------ RECORDED INFORMATION

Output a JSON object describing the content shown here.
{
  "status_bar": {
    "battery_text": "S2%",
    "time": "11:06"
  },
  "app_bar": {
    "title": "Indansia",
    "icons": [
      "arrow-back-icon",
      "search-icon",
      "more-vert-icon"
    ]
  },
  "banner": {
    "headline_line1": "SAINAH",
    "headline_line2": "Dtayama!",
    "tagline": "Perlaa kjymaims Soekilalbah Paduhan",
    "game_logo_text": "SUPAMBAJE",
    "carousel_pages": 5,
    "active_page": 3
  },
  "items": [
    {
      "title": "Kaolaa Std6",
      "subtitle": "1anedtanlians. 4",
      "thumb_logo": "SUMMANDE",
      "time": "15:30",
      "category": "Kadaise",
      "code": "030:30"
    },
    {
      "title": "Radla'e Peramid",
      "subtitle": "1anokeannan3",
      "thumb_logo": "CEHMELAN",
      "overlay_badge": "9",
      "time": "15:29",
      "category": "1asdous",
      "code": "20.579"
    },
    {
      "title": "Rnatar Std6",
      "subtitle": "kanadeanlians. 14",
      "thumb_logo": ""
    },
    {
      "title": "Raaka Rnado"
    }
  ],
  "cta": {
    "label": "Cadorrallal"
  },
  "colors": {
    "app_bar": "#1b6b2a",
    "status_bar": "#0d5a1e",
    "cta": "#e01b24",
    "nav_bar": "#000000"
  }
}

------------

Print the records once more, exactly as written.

Output a JSON object describing the content shown here.
{
  "status_bar": {
    "battery_text": "S2%",
    "time": "11:06"
  },
  "app_bar": {
    "title": "Indansia",
    "icons": [
      "arrow-back-icon",
      "search-icon",
      "more-vert-icon"
    ]
  },
  "banner": {
    "headline_line1": "SAINAH",
    "headline_line2": "Dtayama!",
    "tagline": "Perlaa kjymaims Soekilalbah Paduhan",
    "game_logo_text": "SUPAMBAJE",
    "carousel_pages": 5,
    "active_page": 3
  },
  "items": [
    {
      "title": "Kaolaa Std6",
      "subtitle": "1anedtanlians. 4",
      "thumb_logo": "SUMMANDE",
      "time": "15:30",
      "category": "Kadaise",
      "code": "030:30"
    },
    {
      "title": "Radla'e Peramid",
      "subtitle": "1anokeannan3",
      "thumb_logo": "CEHMELAN",
      "overlay_badge": "9",
      "time": "15:29",
      "category": "1asdous",
      "code": "20.579"
    },
    {
      "title": "Rnatar Std6",
      "subtitle": "kanadeanlians. 14",
      "thumb_logo": ""
    },
    {
      "title": "Raaka Rnado"
    }
  ],
  "cta": {
    "label": "Cadorrallal"
  },
  "colors": {
    "app_bar": "#1b6b2a",
    "status_bar": "#0d5a1e",
    "cta": "#e01b24",
    "nav_bar": "#000000"
  }
}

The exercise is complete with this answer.